Ford Research Laboratories in 1983. His work prior to that included service as an officer in the U.S. Air Force at the Wright Aeronautical Laboratories and as a visiting scientist at the Brown-Boveri Corporate Research Center in Baden, Switzerland. Dr. Allison has more than 120 publications and four patents. He was the 2002 President of the Minerals, Metals, and Materials Society (TMS), a global technical society for materials professionals. He is a fellow of ASM and has received numerous awards, including the Arch T. Colwell Award from the Society of Automotive Engineers, the Henry Ford Technology Award, Ford Technical Achievement awards, Ford Innovation awards, and the Air Force Systems Command Scientific Achievement Award. Dr. Allison was elected to the National Academy of Engineering in 2011. He holds a Ph.D. in metallurgical engineering and materials science from Carnegie Mellon University, an M.S in metallurgical engineering from Ohio State University, and a B.S. in engineering mechanics from the U.S. Air Force Academy.

Julie Chen is a professor of mechanical engineering and interim vice provost for research at the University of Massachusetts–Lowell (UML). She is one of three co-directors of the UML Nanomanufacturing Center of Excellence and is also co-director of the Advanced Composite Materials and Textile Research Laboratory. Before coming to UML, Dr. Chen was a program director for materials processing and nanomanufacturing at the National Science Foundation. She has served on the faculty of Boston University, has been a NASA-Langley Summer Faculty Fellow, has been a visiting researcher at two French universities, and has been an invited participant on three occasions in the National Academy of Engineering’s Frontiers of Engineering Program. Dr. Chen has more than 20 years of experience in the mechanical behavior and deformation of fiber structures, fiber assemblies, and composite materials, with an emphasis on composites processing and nanomanufacturing. She serves on the editorial boards of the Journal of Nanoparticle Research and the International Journal of Green Nanotechnology: Materials Science and Engineering. Dr. Chen holds B.S., M.S., and Ph.D. degrees in mechanical engineering, all from the Massachusetts Institute of Technology.

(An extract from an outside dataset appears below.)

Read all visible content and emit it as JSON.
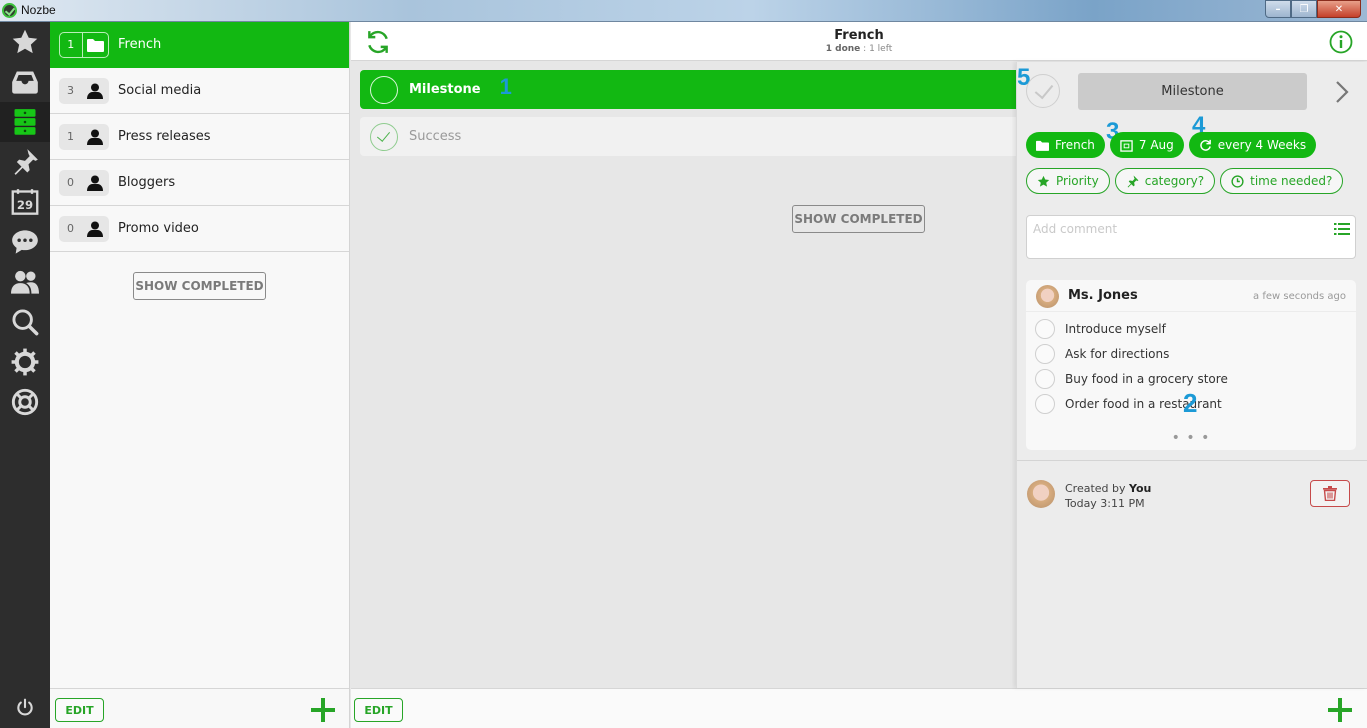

David R. Clarke (NAE) is the Gordon McKay Professor of Materials and Applied Physics in the Harvard School of Engineering and Applied Sciences. He holds a B.Sc. degree in applied sciences from Sussex University in the United Kingdom and a Ph.D. in physics, as well as an Sc.D. degree from the University of Cambridge. Prior to moving to Harvard, he was a professor of materials at the University of California, Santa Barbara. Previous positions include senior manager, IBM Research Division; associate professor, Massachusetts Institute of Technology; group leader, Rockwell International Science Center; and senior scientific officer, the National Physical Laboratory (United Kingdom). Dr. Clarke has published more than 450 papers and holds five patents. He is a member of the National Academy of Engineering and a fellow of the American Physical Society, and he received an Alexander von Humboldt Foundation Senior Scientist Award. In addition, he is a Distinguished Life Member of the American Ceramic Society and was recently listed as author of one of the 11 best papers in the 110 years of publication of the Journal of the American Ceramic Society.

Bradford Cowles is an aerospace materials and structures consultant to both industry and government agency clients. Mr. Cowles has extensive experience in aerospace propulsion materials, specializing in materials behavior, materials-structure interactions, and life prediction. Mr. Cowles recently retired after 37 years at Pratt & Whitney, where his final position was senior fellow–Discipline Lead for Materials & Processes Engineering. This was the most senior technical position in a 325-person comprehensive materials engineering organization specializing in gas turbine engine materials and processes, including all phases of their development, characterization, and use in products. His responsibilities included oversight of technical projects and technology development programs, resolution of technical and product issues, and strategic planning for future technology and discipline development efforts. Mr. Cowles has extensive experience in titanium and nickel-based superalloys, including directionally solidified and single-crystal materials, as well as in advanced materials such as structural intermetallics. He has extensive expertise in the mechanics of materials, life prediction and damage tolerance methods, and experimental methods related to testing of materials and engine components. Recent focus areas include advanced surface treatments such as laser shock processing as well as materials and structures prognosis technology for gas turbine engines. In 2010, Mr. Cowles focused on developing materials-related strategic plans for a major aerospace company, con-

The National Academies | 500 Fifth St. N.W. | Washington, D.C. 20001
Copyright © National Academy of Sciences. All rights reserved.
Terms of Use and Privacy Statement